Determination of the route of infection and method of transmission of pathogenic organisms from one host to another has so far been a matter of inference rather than exact proof, since there is no way of distinguishing a given strain of a pathogen from other strains of the same species or type."Tagging" an infectious strain with radioactive material in order to render it distinguishable from others of the same species might offer a means of tracing such an organism through successive hosts.It was therefore attempted to prepare a "tagged" pathogen, and to determine the length of time through which radioactivity would remain detectable in vitro in successive subcultures from the original labeled strain. Candida albicans, the etiologic agent of thrush, was used for these experiments.Radioactive phosphorus (P32) was chosen as a "label," since it is a beta rather than a gamma emitter, with a maximum
KOZINN PJ, BURCHALL JJ, TASCHDJIAN CL, WIENER H, NUMEROF P. Preparation of P32-Labeled Candida Albicans. AMA Am J Dis Child. 1959;98(6):765–767. doi:10.1001/archpedi.1959.02070020767012

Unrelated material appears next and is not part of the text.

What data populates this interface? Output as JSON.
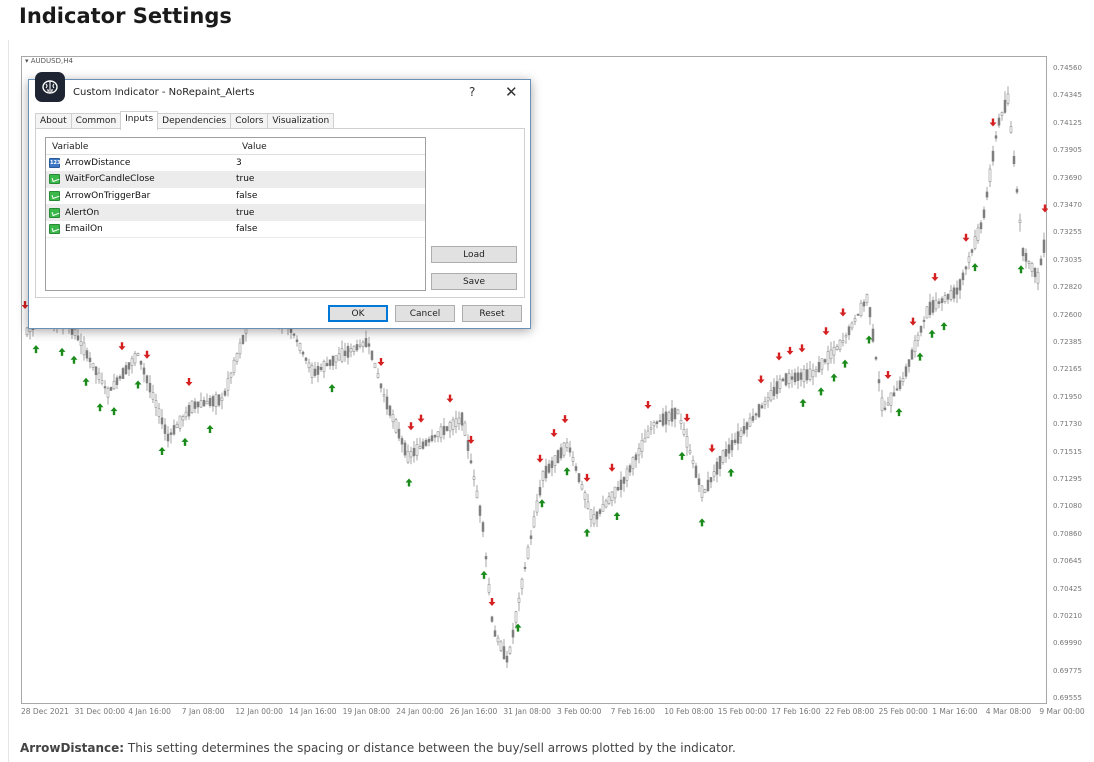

Customize your JAMA Network experience by selecting one or more topics from the list below.
Create a personal account or sign in to: